NEW DELHI: A research report by India’s largest bank SBI Wednesday said the rupee depreciation has neither helped in improving exports nor in slowing imports, leading to an incremental trade deficit of USD 4 billion in the first half of the current fiscal.
Based on an analysis of both export and import intensive industries during April-September 2018, SBI’s report ‘Ecowrap’ concluded that rupee depreciation has not helped exports as is widely believed.
“In effect, this means we are having a situation of declining exports and increasing imports. We estimate that the net incremental impact on trade deficit is USD 4 billion.
“Thus the common refrain that rupee depreciation will lead to export increase and import decline stands challenged,” it said.
India’s exports entered the negative zone after five months, contracting 2.15 per cent in September to USD 27.95 billion due to dip in shipments in key sectors, including engineering and gems and jewellery, even though trade deficit narrowed to a five-month low.
Imports in September grew by 10.45 per cent to USD 41.9 billion, according to the commerce ministry data released Monday.
The report further said month wise External Commercial Borrowing (ECB) data suggests, during March 2018 to August 2018, industries like petroleum, NBFCs, power, telecommunication and automobile are heavily borrowing through automatic route and aggregately contributing more than 71 per cent of total borrowing.
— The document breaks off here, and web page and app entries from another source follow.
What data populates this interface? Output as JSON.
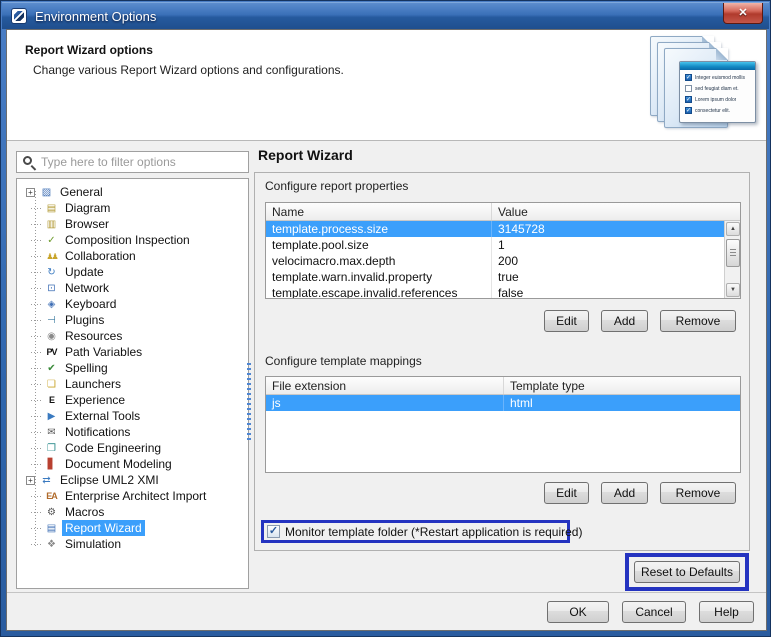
{
  "window": {
    "title": "Environment Options",
    "close_glyph": "✕"
  },
  "header": {
    "title": "Report Wizard options",
    "description": "Change various Report Wizard options and configurations.",
    "checklist_graphic": [
      {
        "text": "Integer euismod mollis",
        "checked": true
      },
      {
        "text": "sed feugiat diam et.",
        "checked": false
      },
      {
        "text": "Lorem ipsum dolor",
        "checked": true
      },
      {
        "text": "consectetur elit.",
        "checked": true
      }
    ],
    "check_glyph": "✓"
  },
  "filter": {
    "placeholder": "Type here to filter options"
  },
  "tree": {
    "items": [
      {
        "label": "General",
        "icon": "general-icon",
        "char": "▨",
        "color": "#3f6fb5",
        "expandable": true
      },
      {
        "label": "Diagram",
        "icon": "diagram-icon",
        "char": "▤",
        "color": "#b0972f"
      },
      {
        "label": "Browser",
        "icon": "browser-icon",
        "char": "▥",
        "color": "#b0972f"
      },
      {
        "label": "Composition Inspection",
        "icon": "composition-inspection-icon",
        "char": "✓",
        "color": "#6f9c2f"
      },
      {
        "label": "Collaboration",
        "icon": "collaboration-icon",
        "char": "♟♟",
        "color": "#c8a42a",
        "small": true
      },
      {
        "label": "Update",
        "icon": "update-icon",
        "char": "↻",
        "color": "#3a7ac0"
      },
      {
        "label": "Network",
        "icon": "network-icon",
        "char": "⊡",
        "color": "#3f6fb5"
      },
      {
        "label": "Keyboard",
        "icon": "keyboard-icon",
        "char": "◈",
        "color": "#3f6fb5"
      },
      {
        "label": "Plugins",
        "icon": "plugins-icon",
        "char": "⊣",
        "color": "#3a7a9f"
      },
      {
        "label": "Resources",
        "icon": "resources-icon",
        "char": "◉",
        "color": "#8a8a8a"
      },
      {
        "label": "Path Variables",
        "icon": "path-variables-icon",
        "char": "PV",
        "color": "#111111",
        "txt": true
      },
      {
        "label": "Spelling",
        "icon": "spelling-icon",
        "char": "✔",
        "color": "#3a8a3a"
      },
      {
        "label": "Launchers",
        "icon": "launchers-icon",
        "char": "❏",
        "color": "#c8a42a"
      },
      {
        "label": "Experience",
        "icon": "experience-icon",
        "char": "E",
        "color": "#111111",
        "txt": true
      },
      {
        "label": "External Tools",
        "icon": "external-tools-icon",
        "char": "▶",
        "color": "#3a7ac0"
      },
      {
        "label": "Notifications",
        "icon": "notifications-icon",
        "char": "✉",
        "color": "#555555"
      },
      {
        "label": "Code Engineering",
        "icon": "code-engineering-icon",
        "char": "❐",
        "color": "#2a8a8a"
      },
      {
        "label": "Document Modeling",
        "icon": "document-modeling-icon",
        "char": "▋",
        "color": "#b84030"
      },
      {
        "label": "Eclipse UML2 XMI",
        "icon": "eclipse-uml2-xmi-icon",
        "char": "⇄",
        "color": "#3a7ac0",
        "expandable": true
      },
      {
        "label": "Enterprise Architect Import",
        "icon": "enterprise-architect-import-icon",
        "char": "EA",
        "color": "#b06a2a",
        "txt": true
      },
      {
        "label": "Macros",
        "icon": "macros-icon",
        "char": "⚙",
        "color": "#555555"
      },
      {
        "label": "Report Wizard",
        "icon": "report-wizard-icon",
        "char": "▤",
        "color": "#3f6fb5",
        "selected": true
      },
      {
        "label": "Simulation",
        "icon": "simulation-icon",
        "char": "❖",
        "color": "#888888"
      }
    ],
    "expander_glyph": "+"
  },
  "panel": {
    "title": "Report Wizard",
    "properties": {
      "label": "Configure report properties",
      "columns": [
        "Name",
        "Value"
      ],
      "rows": [
        {
          "name": "template.process.size",
          "value": "3145728",
          "selected": true
        },
        {
          "name": "template.pool.size",
          "value": "1"
        },
        {
          "name": "velocimacro.max.depth",
          "value": "200"
        },
        {
          "name": "template.warn.invalid.property",
          "value": "true"
        },
        {
          "name": "template.escape.invalid.references",
          "value": "false",
          "clipped": true
        }
      ]
    },
    "mappings": {
      "label": "Configure template mappings",
      "columns": [
        "File extension",
        "Template type"
      ],
      "rows": [
        {
          "name": "js",
          "value": "html",
          "selected": true
        }
      ]
    },
    "action_buttons": [
      "Edit",
      "Add",
      "Remove"
    ],
    "monitor_checkbox": {
      "label": "Monitor template folder (*Restart application is required)",
      "checked": true,
      "check_glyph": "✓"
    },
    "reset_button": "Reset to Defaults",
    "scrollbar": {
      "up_glyph": "▲",
      "down_glyph": "▼"
    }
  },
  "footer": {
    "buttons": [
      "OK",
      "Cancel",
      "Help"
    ]
  },
  "colors": {
    "selection": "#3b9ffb",
    "highlight_border": "#2433c0",
    "titlebar": "#2f66ad"
  }
}
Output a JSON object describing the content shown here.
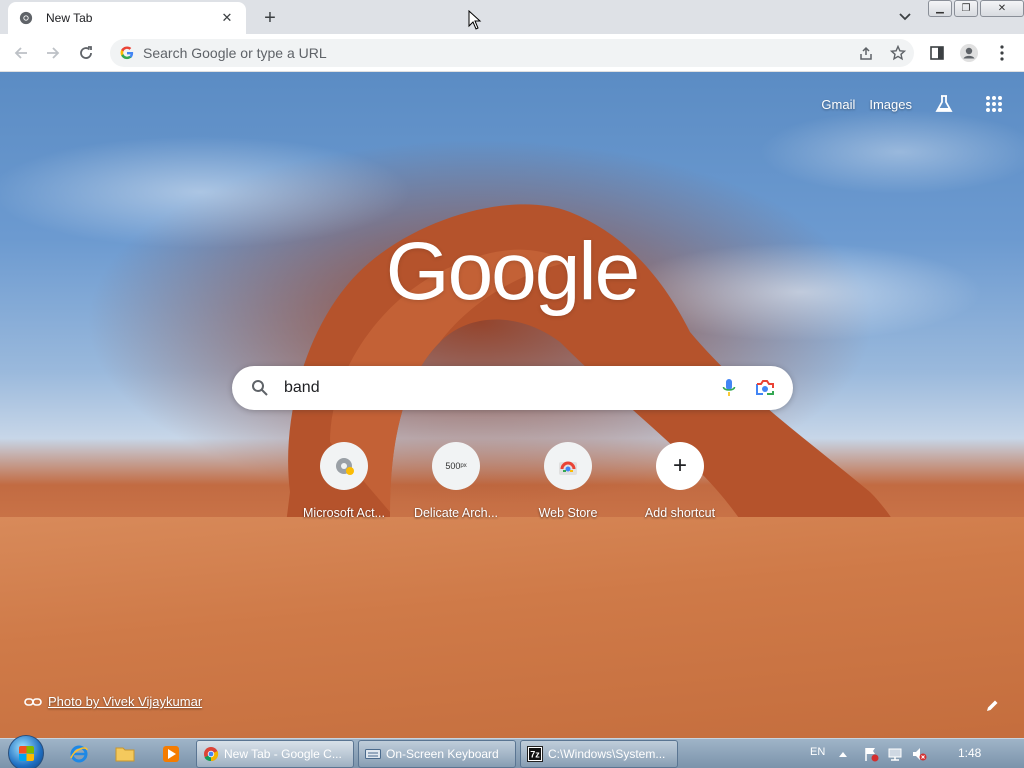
{
  "tab": {
    "title": "New Tab"
  },
  "omnibox": {
    "placeholder": "Search Google or type a URL"
  },
  "ntp": {
    "links": {
      "gmail": "Gmail",
      "images": "Images"
    },
    "logo": "Google",
    "search": {
      "value": "band"
    },
    "shortcuts": [
      {
        "label": "Microsoft Act...",
        "icon": "gear-icon"
      },
      {
        "label": "Delicate Arch...",
        "icon": "500px-logo"
      },
      {
        "label": "Web Store",
        "icon": "chrome-web-store-icon"
      },
      {
        "label": "Add shortcut",
        "icon": "plus-icon"
      }
    ],
    "attribution": "Photo by Vivek Vijaykumar"
  },
  "taskbar": {
    "buttons": [
      {
        "label": "New Tab - Google C..."
      },
      {
        "label": "On-Screen Keyboard"
      },
      {
        "label": "C:\\Windows\\System..."
      }
    ],
    "lang": "EN",
    "time": "1:48"
  },
  "colors": {
    "accent_blue": "#1a73e8",
    "mic_blue": "#4285f4",
    "taskbar": "#8aa2ba"
  }
}
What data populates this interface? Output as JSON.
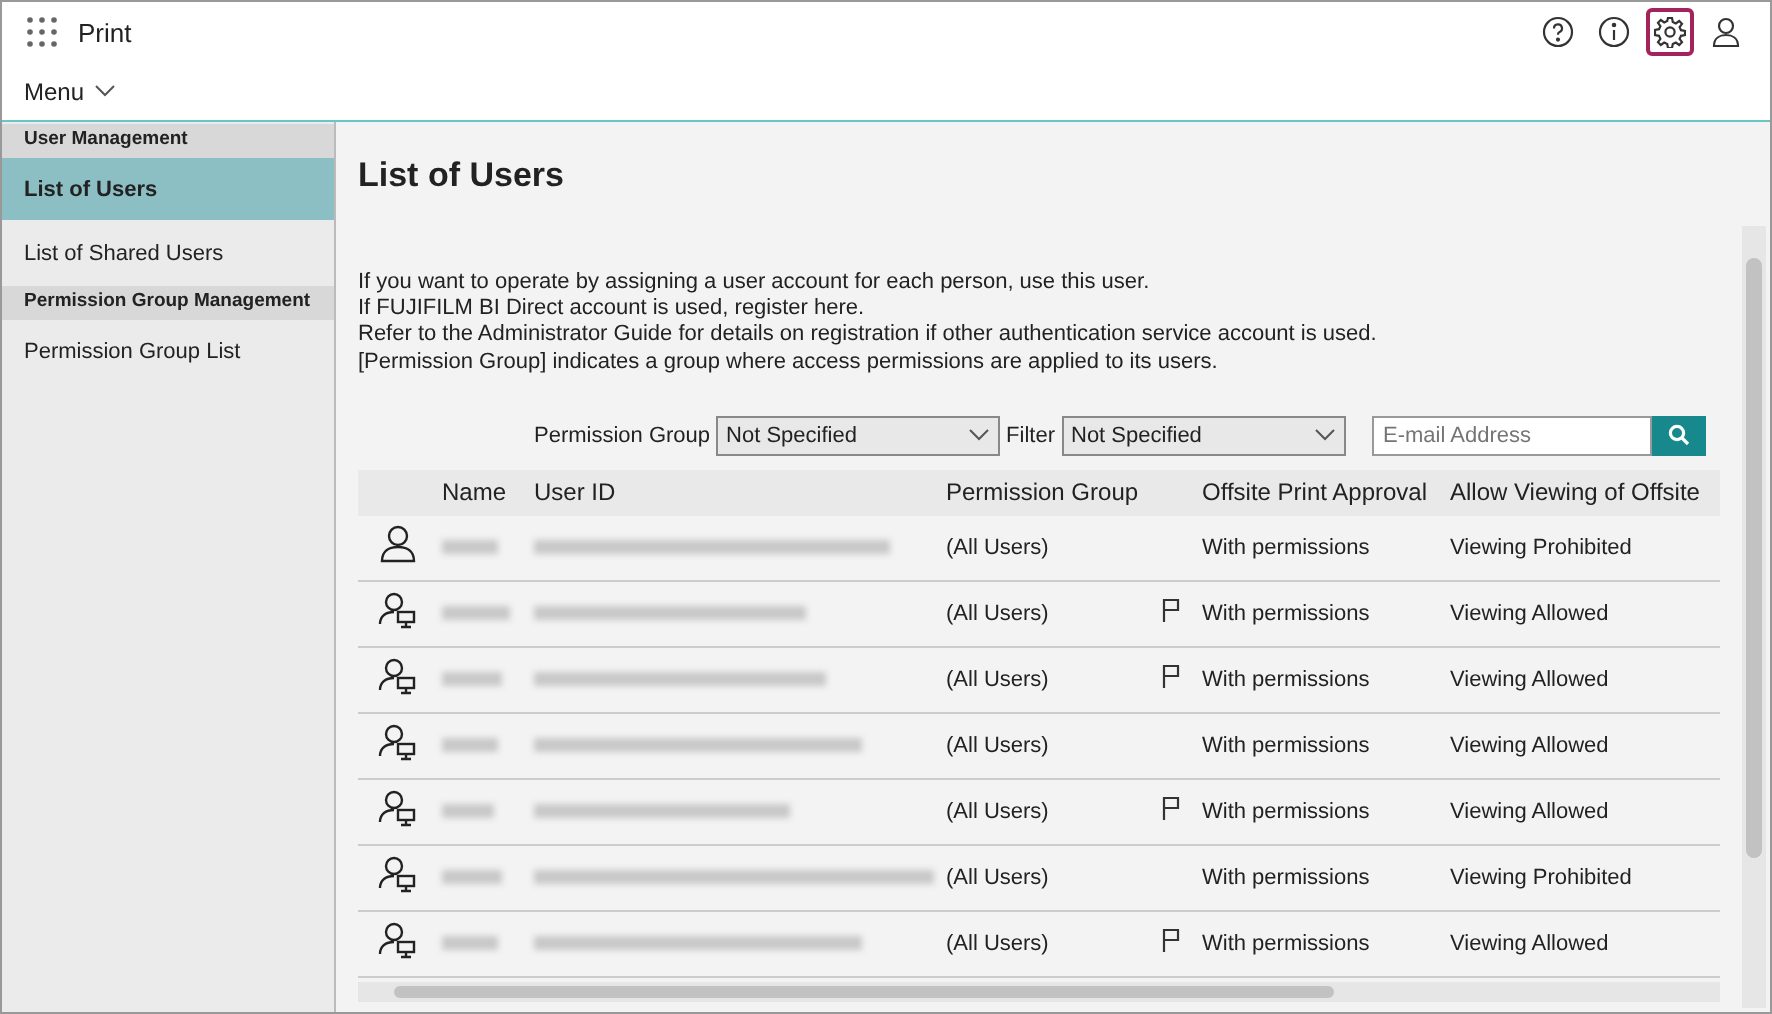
{
  "app_bar": {
    "title": "Print"
  },
  "menu": {
    "label": "Menu"
  },
  "sidebar": {
    "sections": [
      {
        "heading": "User Management",
        "items": [
          {
            "label": "List of Users",
            "selected": true
          },
          {
            "label": "List of Shared Users",
            "selected": false
          }
        ]
      },
      {
        "heading": "Permission Group Management",
        "items": [
          {
            "label": "Permission Group List",
            "selected": false
          }
        ]
      }
    ]
  },
  "page": {
    "title": "List of Users",
    "description": [
      "If you want to operate by assigning a user account for each person, use this user.",
      "If FUJIFILM BI Direct account is used, register here.",
      "Refer to the Administrator Guide for details on registration if other authentication service account is used.",
      "[Permission Group] indicates a group where access permissions are applied to its users."
    ]
  },
  "filters": {
    "permission_group": {
      "label": "Permission Group",
      "value": "Not Specified"
    },
    "filter": {
      "label": "Filter",
      "value": "Not Specified"
    },
    "email": {
      "placeholder": "E-mail Address"
    }
  },
  "table": {
    "columns": [
      "Name",
      "User ID",
      "Permission Group",
      "Offsite Print Approval",
      "Allow Viewing of Offsite"
    ],
    "rows": [
      {
        "kind": "person",
        "permission_group": "(All Users)",
        "flagged": false,
        "offsite_print_approval": "With permissions",
        "allow_viewing": "Viewing Prohibited"
      },
      {
        "kind": "shared",
        "permission_group": "(All Users)",
        "flagged": true,
        "offsite_print_approval": "With permissions",
        "allow_viewing": "Viewing Allowed"
      },
      {
        "kind": "shared",
        "permission_group": "(All Users)",
        "flagged": true,
        "offsite_print_approval": "With permissions",
        "allow_viewing": "Viewing Allowed"
      },
      {
        "kind": "shared",
        "permission_group": "(All Users)",
        "flagged": false,
        "offsite_print_approval": "With permissions",
        "allow_viewing": "Viewing Allowed"
      },
      {
        "kind": "shared",
        "permission_group": "(All Users)",
        "flagged": true,
        "offsite_print_approval": "With permissions",
        "allow_viewing": "Viewing Allowed"
      },
      {
        "kind": "shared",
        "permission_group": "(All Users)",
        "flagged": false,
        "offsite_print_approval": "With permissions",
        "allow_viewing": "Viewing Prohibited"
      },
      {
        "kind": "shared",
        "permission_group": "(All Users)",
        "flagged": true,
        "offsite_print_approval": "With permissions",
        "allow_viewing": "Viewing Allowed"
      }
    ]
  }
}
“So, any depreciation in rupee will have significant impact on their bottom line if the corporates have not adequately naturalised their risk through hedging,” said Ecowrap.